[Excerpts from an interface dataset]
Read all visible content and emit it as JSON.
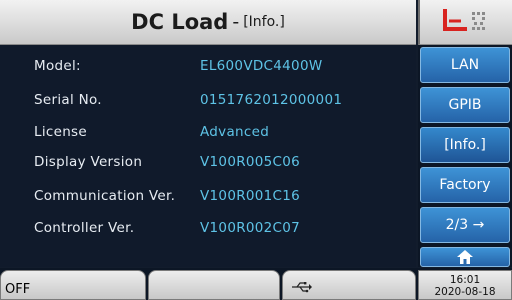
{
  "header": {
    "title": "DC Load",
    "separator": "-",
    "subtitle": "[Info.]"
  },
  "info": [
    {
      "label": "Model:",
      "value": "EL600VDC4400W"
    },
    {
      "label": "Serial No.",
      "value": "0151762012000001"
    },
    {
      "label": "License",
      "value": "Advanced"
    },
    {
      "label": "Display Version",
      "value": "V100R005C06"
    },
    {
      "label": "Communication Ver.",
      "value": "V100R001C16"
    },
    {
      "label": "Controller Ver.",
      "value": "V100R002C07"
    }
  ],
  "sidebar": {
    "buttons": [
      "LAN",
      "GPIB",
      "[Info.]",
      "Factory",
      "2/3 →"
    ],
    "home_icon": "home-icon"
  },
  "status": {
    "output": "OFF",
    "usb_icon": "usb-icon",
    "time": "16:01",
    "date": "2020-08-18"
  },
  "logo": {
    "icon": "brand-logo",
    "colors": {
      "red": "#d8231f",
      "gray": "#8a8a8a"
    }
  },
  "colors": {
    "background": "#101a2b",
    "label": "#e7ecf2",
    "value": "#5ec3e6",
    "button": "#2f79bf"
  }
}
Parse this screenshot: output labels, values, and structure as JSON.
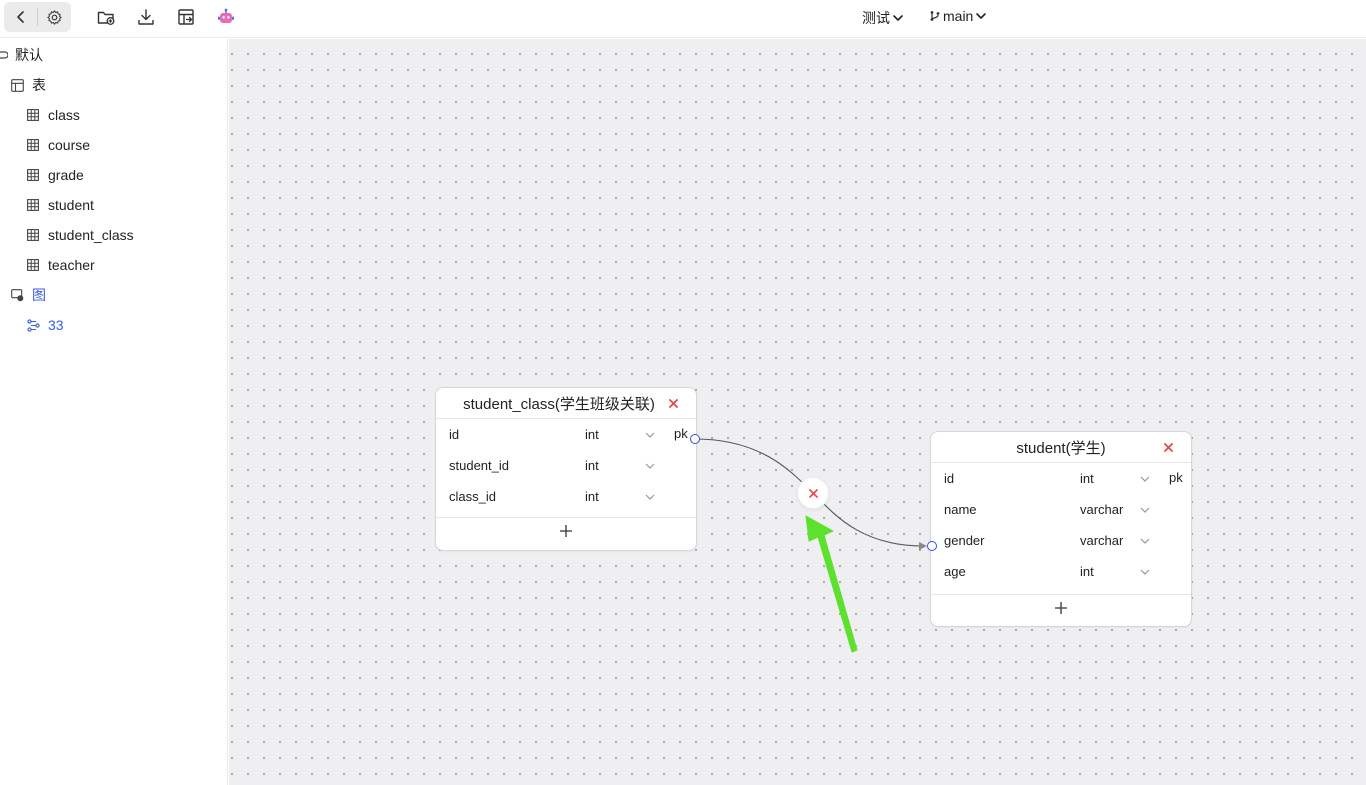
{
  "toolbar": {
    "back_icon": "chevron-left-icon",
    "settings_icon": "gear-icon",
    "tools": [
      "folder-add-icon",
      "download-icon",
      "table-export-icon",
      "robot-icon"
    ],
    "project": "测试",
    "branch": "main"
  },
  "sidebar": {
    "root": "默认",
    "tables_group": "表",
    "tables": [
      "class",
      "course",
      "grade",
      "student",
      "student_class",
      "teacher"
    ],
    "diagrams_group": "图",
    "diagrams": [
      "33"
    ]
  },
  "canvas": {
    "tables": [
      {
        "title": "student_class(学生班级关联)",
        "fields": [
          {
            "name": "id",
            "type": "int",
            "key": "pk"
          },
          {
            "name": "student_id",
            "type": "int",
            "key": ""
          },
          {
            "name": "class_id",
            "type": "int",
            "key": ""
          }
        ],
        "add_label": "+"
      },
      {
        "title": "student(学生)",
        "fields": [
          {
            "name": "id",
            "type": "int",
            "key": "pk"
          },
          {
            "name": "name",
            "type": "varchar",
            "key": ""
          },
          {
            "name": "gender",
            "type": "varchar",
            "key": ""
          },
          {
            "name": "age",
            "type": "int",
            "key": ""
          }
        ],
        "add_label": "+"
      }
    ],
    "relation": {
      "from_table": "student_class",
      "from_field": "id",
      "to_table": "student",
      "to_field": "gender"
    }
  },
  "colors": {
    "accent": "#3b5bdb",
    "port": "#3b4bd8",
    "delete": "#e5484d",
    "arrow": "#5ce22e",
    "canvas_bg": "#efeff1"
  }
}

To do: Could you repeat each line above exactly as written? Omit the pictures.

Task output:
Read all visible content and emit it as JSON.
{
  "header": {
    "title": "DC Load",
    "separator": "-",
    "subtitle": "[Info.]"
  },
  "info": [
    {
      "label": "Model:",
      "value": "EL600VDC4400W"
    },
    {
      "label": "Serial No.",
      "value": "0151762012000001"
    },
    {
      "label": "License",
      "value": "Advanced"
    },
    {
      "label": "Display Version",
      "value": "V100R005C06"
    },
    {
      "label": "Communication Ver.",
      "value": "V100R001C16"
    },
    {
      "label": "Controller Ver.",
      "value": "V100R002C07"
    }
  ],
  "sidebar": {
    "buttons": [
      "LAN",
      "GPIB",
      "[Info.]",
      "Factory",
      "2/3 →"
    ],
    "home_icon": "home-icon"
  },
  "status": {
    "output": "OFF",
    "usb_icon": "usb-icon",
    "time": "16:01",
    "date": "2020-08-18"
  },
  "logo": {
    "icon": "brand-logo",
    "colors": {
      "red": "#d8231f",
      "gray": "#8a8a8a"
    }
  },
  "colors": {
    "background": "#101a2b",
    "label": "#e7ecf2",
    "value": "#5ec3e6",
    "button": "#2f79bf"
  }
}
Parse this screenshot: output labels, values, and structure as JSON.
{
  "toolbar": {
    "back_icon": "chevron-left-icon",
    "settings_icon": "gear-icon",
    "tools": [
      "folder-add-icon",
      "download-icon",
      "table-export-icon",
      "robot-icon"
    ],
    "project": "测试",
    "branch": "main"
  },
  "sidebar": {
    "root": "默认",
    "tables_group": "表",
    "tables": [
      "class",
      "course",
      "grade",
      "student",
      "student_class",
      "teacher"
    ],
    "diagrams_group": "图",
    "diagrams": [
      "33"
    ]
  },
  "canvas": {
    "tables": [
      {
        "title": "student_class(学生班级关联)",
        "fields": [
          {
            "name": "id",
            "type": "int",
            "key": "pk"
          },
          {
            "name": "student_id",
            "type": "int",
            "key": ""
          },
          {
            "name": "class_id",
            "type": "int",
            "key": ""
          }
        ],
        "add_label": "+"
      },
      {
        "title": "student(学生)",
        "fields": [
          {
            "name": "id",
            "type": "int",
            "key": "pk"
          },
          {
            "name": "name",
            "type": "varchar",
            "key": ""
          },
          {
            "name": "gender",
            "type": "varchar",
            "key": ""
          },
          {
            "name": "age",
            "type": "int",
            "key": ""
          }
        ],
        "add_label": "+"
      }
    ],
    "relation": {
      "from_table": "student_class",
      "from_field": "id",
      "to_table": "student",
      "to_field": "gender"
    }
  },
  "colors": {
    "accent": "#3b5bdb",
    "port": "#3b4bd8",
    "delete": "#e5484d",
    "arrow": "#5ce22e",
    "canvas_bg": "#efeff1"
  }
}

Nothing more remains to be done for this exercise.